* _TASK TO COMPLETE_: Although the records contain pictures, only their text should be reproduced, exactly as written.

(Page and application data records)
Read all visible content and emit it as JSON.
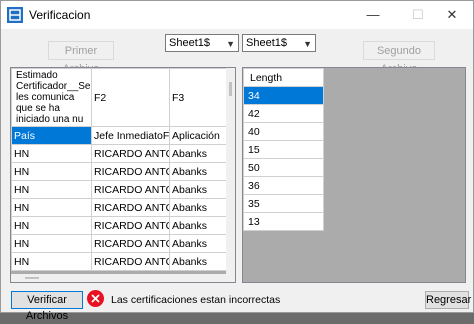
{
  "window": {
    "title": "Verificacion",
    "minimize": "—",
    "maximize": "☐",
    "close": "✕"
  },
  "toolbar": {
    "primer_archivo": "Primer Archivo",
    "segundo_archivo": "Segundo Archivo",
    "sheet_left": "Sheet1$",
    "sheet_right": "Sheet1$"
  },
  "left_grid": {
    "headers": [
      "Estimado Certificador__Se les comunica que se ha iniciado una nu",
      "F2",
      "F3"
    ],
    "rows": [
      [
        "País",
        "Jefe InmediatoFu...",
        "Aplicación"
      ],
      [
        "HN",
        "RICARDO ANTO...",
        "Abanks"
      ],
      [
        "HN",
        "RICARDO ANTO...",
        "Abanks"
      ],
      [
        "HN",
        "RICARDO ANTO...",
        "Abanks"
      ],
      [
        "HN",
        "RICARDO ANTO...",
        "Abanks"
      ],
      [
        "HN",
        "RICARDO ANTO...",
        "Abanks"
      ],
      [
        "HN",
        "RICARDO ANTO...",
        "Abanks"
      ],
      [
        "HN",
        "RICARDO ANTO...",
        "Abanks"
      ]
    ]
  },
  "right_grid": {
    "header": "Length",
    "rows": [
      "34",
      "42",
      "40",
      "15",
      "50",
      "36",
      "35",
      "13"
    ]
  },
  "bottom": {
    "verify_button": "Verificar Archivos",
    "status_text": "Las certificaciones estan incorrectas",
    "back_button": "Regresar"
  },
  "colors": {
    "selection": "#0078d7",
    "error": "#e81123"
  }
}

* _YOUR RESPONSE_:
Read all visible content and emit it as JSON.
{
  "window": {
    "title": "Verificacion",
    "minimize": "—",
    "maximize": "☐",
    "close": "✕"
  },
  "toolbar": {
    "primer_archivo": "Primer Archivo",
    "segundo_archivo": "Segundo Archivo",
    "sheet_left": "Sheet1$",
    "sheet_right": "Sheet1$"
  },
  "left_grid": {
    "headers": [
      "Estimado Certificador__Se les comunica que se ha iniciado una nu",
      "F2",
      "F3"
    ],
    "rows": [
      [
        "País",
        "Jefe InmediatoFu...",
        "Aplicación"
      ],
      [
        "HN",
        "RICARDO ANTO...",
        "Abanks"
      ],
      [
        "HN",
        "RICARDO ANTO...",
        "Abanks"
      ],
      [
        "HN",
        "RICARDO ANTO...",
        "Abanks"
      ],
      [
        "HN",
        "RICARDO ANTO...",
        "Abanks"
      ],
      [
        "HN",
        "RICARDO ANTO...",
        "Abanks"
      ],
      [
        "HN",
        "RICARDO ANTO...",
        "Abanks"
      ],
      [
        "HN",
        "RICARDO ANTO...",
        "Abanks"
      ]
    ]
  },
  "right_grid": {
    "header": "Length",
    "rows": [
      "34",
      "42",
      "40",
      "15",
      "50",
      "36",
      "35",
      "13"
    ]
  },
  "bottom": {
    "verify_button": "Verificar Archivos",
    "status_text": "Las certificaciones estan incorrectas",
    "back_button": "Regresar"
  },
  "colors": {
    "selection": "#0078d7",
    "error": "#e81123"
  }
}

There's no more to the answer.